It is very clear from discussions with communities and through the recent round tables that the most effective and financially beneficial way to progress our countering-violent-extremism efforts is to work directly with the communities. Community engagement has been an important component of the consultations that the Attorney and I have had with community leaders in Sydney, Melbourne and Brisbane and that I have had in Canberra. I am sure it will be an important discussion point in future round tables in other parts of Australia.
In my 30 years involvement in the diversity that is today contemporary Australia, I have always found that open and honest dialogue is the best way to earn trust and respect. The relationships that I have built up over time enable me now to facilitate introductions and dialogue between key leaders with my ministerial colleagues to advance our necessary objective of keeping the Australian community safe—key leaders such as the Grand Mufti, imams, and influential community stakeholders, including the key women who are at the grassroots of communities affected by radicalisation issues.

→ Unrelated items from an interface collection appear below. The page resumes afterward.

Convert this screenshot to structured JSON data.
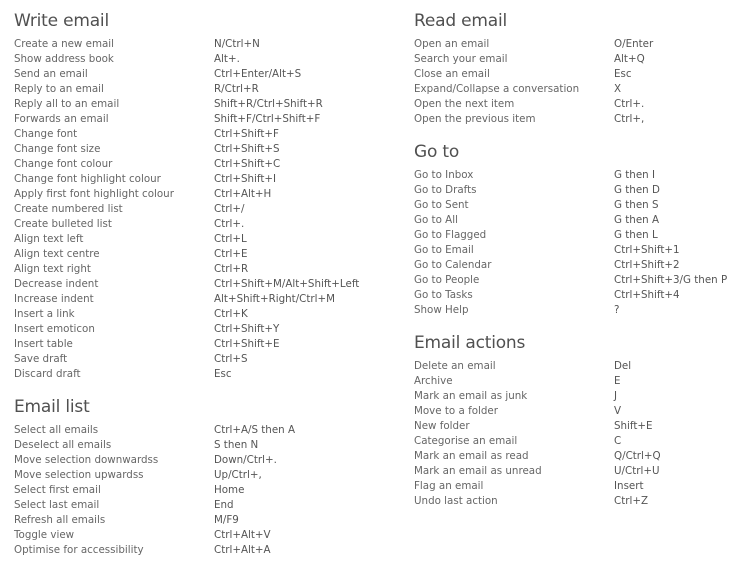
{
  "sections": {
    "write_email": {
      "title": "Write email",
      "items": [
        {
          "label": "Create a new email",
          "keys": "N/Ctrl+N"
        },
        {
          "label": "Show address book",
          "keys": "Alt+."
        },
        {
          "label": "Send an email",
          "keys": "Ctrl+Enter/Alt+S"
        },
        {
          "label": "Reply to an email",
          "keys": "R/Ctrl+R"
        },
        {
          "label": "Reply all to an email",
          "keys": "Shift+R/Ctrl+Shift+R"
        },
        {
          "label": "Forwards an email",
          "keys": "Shift+F/Ctrl+Shift+F"
        },
        {
          "label": "Change font",
          "keys": "Ctrl+Shift+F"
        },
        {
          "label": "Change font size",
          "keys": "Ctrl+Shift+S"
        },
        {
          "label": "Change font colour",
          "keys": "Ctrl+Shift+C"
        },
        {
          "label": "Change font highlight colour",
          "keys": "Ctrl+Shift+I"
        },
        {
          "label": "Apply first font highlight colour",
          "keys": "Ctrl+Alt+H"
        },
        {
          "label": "Create numbered list",
          "keys": "Ctrl+/"
        },
        {
          "label": "Create bulleted list",
          "keys": "Ctrl+."
        },
        {
          "label": "Align text left",
          "keys": "Ctrl+L"
        },
        {
          "label": "Align text centre",
          "keys": "Ctrl+E"
        },
        {
          "label": "Align text right",
          "keys": "Ctrl+R"
        },
        {
          "label": "Decrease indent",
          "keys": "Ctrl+Shift+M/Alt+Shift+Left"
        },
        {
          "label": "Increase indent",
          "keys": "Alt+Shift+Right/Ctrl+M"
        },
        {
          "label": "Insert a link",
          "keys": "Ctrl+K"
        },
        {
          "label": "Insert emoticon",
          "keys": "Ctrl+Shift+Y"
        },
        {
          "label": "Insert table",
          "keys": "Ctrl+Shift+E"
        },
        {
          "label": "Save draft",
          "keys": "Ctrl+S"
        },
        {
          "label": "Discard draft",
          "keys": "Esc"
        }
      ]
    },
    "email_list": {
      "title": "Email list",
      "items": [
        {
          "label": "Select all emails",
          "keys": "Ctrl+A/S then A"
        },
        {
          "label": "Deselect all emails",
          "keys": "S then N"
        },
        {
          "label": "Move selection downwardss",
          "keys": "Down/Ctrl+."
        },
        {
          "label": "Move selection upwardss",
          "keys": "Up/Ctrl+,"
        },
        {
          "label": "Select first email",
          "keys": "Home"
        },
        {
          "label": "Select last email",
          "keys": "End"
        },
        {
          "label": "Refresh all emails",
          "keys": "M/F9"
        },
        {
          "label": "Toggle view",
          "keys": "Ctrl+Alt+V"
        },
        {
          "label": "Optimise for accessibility",
          "keys": "Ctrl+Alt+A"
        }
      ]
    },
    "read_email": {
      "title": "Read email",
      "items": [
        {
          "label": "Open an email",
          "keys": "O/Enter"
        },
        {
          "label": "Search your email",
          "keys": "Alt+Q"
        },
        {
          "label": "Close an email",
          "keys": "Esc"
        },
        {
          "label": "Expand/Collapse a conversation",
          "keys": "X"
        },
        {
          "label": "Open the next item",
          "keys": "Ctrl+."
        },
        {
          "label": "Open the previous item",
          "keys": "Ctrl+,"
        }
      ]
    },
    "go_to": {
      "title": "Go to",
      "items": [
        {
          "label": "Go to Inbox",
          "keys": "G then I"
        },
        {
          "label": "Go to Drafts",
          "keys": "G then D"
        },
        {
          "label": "Go to Sent",
          "keys": "G then S"
        },
        {
          "label": "Go to All",
          "keys": "G then A"
        },
        {
          "label": "Go to Flagged",
          "keys": "G then L"
        },
        {
          "label": "Go to Email",
          "keys": "Ctrl+Shift+1"
        },
        {
          "label": "Go to Calendar",
          "keys": "Ctrl+Shift+2"
        },
        {
          "label": "Go to People",
          "keys": "Ctrl+Shift+3/G then P"
        },
        {
          "label": "Go to Tasks",
          "keys": "Ctrl+Shift+4"
        },
        {
          "label": "Show Help",
          "keys": "?"
        }
      ]
    },
    "email_actions": {
      "title": "Email actions",
      "items": [
        {
          "label": "Delete an email",
          "keys": "Del"
        },
        {
          "label": "Archive",
          "keys": "E"
        },
        {
          "label": "Mark an email as junk",
          "keys": "J"
        },
        {
          "label": "Move to a folder",
          "keys": "V"
        },
        {
          "label": "New folder",
          "keys": "Shift+E"
        },
        {
          "label": "Categorise an email",
          "keys": "C"
        },
        {
          "label": "Mark an email as read",
          "keys": "Q/Ctrl+Q"
        },
        {
          "label": "Mark an email as unread",
          "keys": "U/Ctrl+U"
        },
        {
          "label": "Flag an email",
          "keys": "Insert"
        },
        {
          "label": "Undo last action",
          "keys": "Ctrl+Z"
        }
      ]
    }
  }
}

As I have said, you need the hardware and the software to work together for the computer to function properly. Community engagement is the key that will ensure this bill and the additional legislation being introduced will operate effectively. We all know that terrorists and violent extremists represent a small fringe minority of Australian society. Community leaders have made known their opposition to the involvement of young Australians in the conflicts in Syria and Iraq. They have expressed their abhorrence at the devastating actions of ISIL. Indeed, many of the innocent people killed or affected by these conflicts are Muslims. As the Grand Mufti has said, these criminals are committing crimes against humanity and sins against God. Forced evictions, threat of execution and burning of places of worship, including churches, have no place in any faith.
The Australian government will continue to do all it can to support community leaders who play a critical role in dissuading young Australians from travelling to the conflict zone to fight. It is vitally important that the positive narrative of the Australian Muslim community and its contribution is not overshadowed by the negative publicity generated by the actions of a small number.
We are a highly cohesive nation of people from around 300 different backgrounds who speak as many languages. Since 1945, some 7½ million people have arrived here, including 800,000 under our humanitarian programs. Today, one in four of our 23 million people were born outside Australia, and 45 per cent of Australians—almost half of us—were born overseas or have at least one parent who was. The postwar immigration program has benefited our lives in many ways. These changes have enhanced our economic, social and cultural fabric and have enriched us a nation. Our successful multicultural society has been built through the efforts and commitments of millions of Australians, unified by the goal of a prosperous future for all. Australia is a nation of strength in its diversity, and we need to do all we can to protect and to help protect our rich multicultural society.